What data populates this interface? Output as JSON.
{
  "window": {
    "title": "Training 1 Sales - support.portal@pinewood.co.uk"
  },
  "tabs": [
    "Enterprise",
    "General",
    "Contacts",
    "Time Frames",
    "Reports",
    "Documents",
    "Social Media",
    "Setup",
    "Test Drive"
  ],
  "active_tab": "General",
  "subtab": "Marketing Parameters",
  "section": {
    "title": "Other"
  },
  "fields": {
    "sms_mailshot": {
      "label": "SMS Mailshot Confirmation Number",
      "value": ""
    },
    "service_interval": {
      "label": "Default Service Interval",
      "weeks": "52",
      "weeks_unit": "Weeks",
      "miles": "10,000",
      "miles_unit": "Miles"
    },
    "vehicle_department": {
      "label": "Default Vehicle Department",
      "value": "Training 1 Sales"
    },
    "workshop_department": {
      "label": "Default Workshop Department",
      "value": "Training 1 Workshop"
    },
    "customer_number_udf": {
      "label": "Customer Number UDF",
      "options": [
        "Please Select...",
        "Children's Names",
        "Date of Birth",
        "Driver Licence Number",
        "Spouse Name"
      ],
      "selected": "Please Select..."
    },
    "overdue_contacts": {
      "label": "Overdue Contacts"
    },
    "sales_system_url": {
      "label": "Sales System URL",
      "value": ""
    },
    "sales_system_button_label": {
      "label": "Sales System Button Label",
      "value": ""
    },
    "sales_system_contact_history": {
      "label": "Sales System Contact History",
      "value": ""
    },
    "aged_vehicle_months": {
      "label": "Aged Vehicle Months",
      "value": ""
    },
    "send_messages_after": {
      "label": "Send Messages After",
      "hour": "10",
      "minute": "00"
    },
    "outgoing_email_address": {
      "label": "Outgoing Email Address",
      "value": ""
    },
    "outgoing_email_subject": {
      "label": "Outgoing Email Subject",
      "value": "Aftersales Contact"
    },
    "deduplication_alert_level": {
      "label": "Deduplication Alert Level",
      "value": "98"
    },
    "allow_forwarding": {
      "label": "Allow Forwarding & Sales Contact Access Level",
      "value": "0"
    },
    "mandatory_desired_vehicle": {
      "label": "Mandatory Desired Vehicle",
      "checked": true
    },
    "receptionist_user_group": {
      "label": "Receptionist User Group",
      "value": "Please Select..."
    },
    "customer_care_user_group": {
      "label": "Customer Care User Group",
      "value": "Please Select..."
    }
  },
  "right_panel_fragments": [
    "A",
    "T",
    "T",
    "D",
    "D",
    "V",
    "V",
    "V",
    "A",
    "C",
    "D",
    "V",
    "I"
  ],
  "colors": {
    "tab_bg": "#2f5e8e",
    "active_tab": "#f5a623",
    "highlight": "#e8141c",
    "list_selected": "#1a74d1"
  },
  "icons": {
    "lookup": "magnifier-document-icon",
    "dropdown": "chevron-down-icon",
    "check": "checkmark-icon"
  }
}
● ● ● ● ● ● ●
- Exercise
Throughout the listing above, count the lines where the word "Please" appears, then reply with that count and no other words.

- Written response
4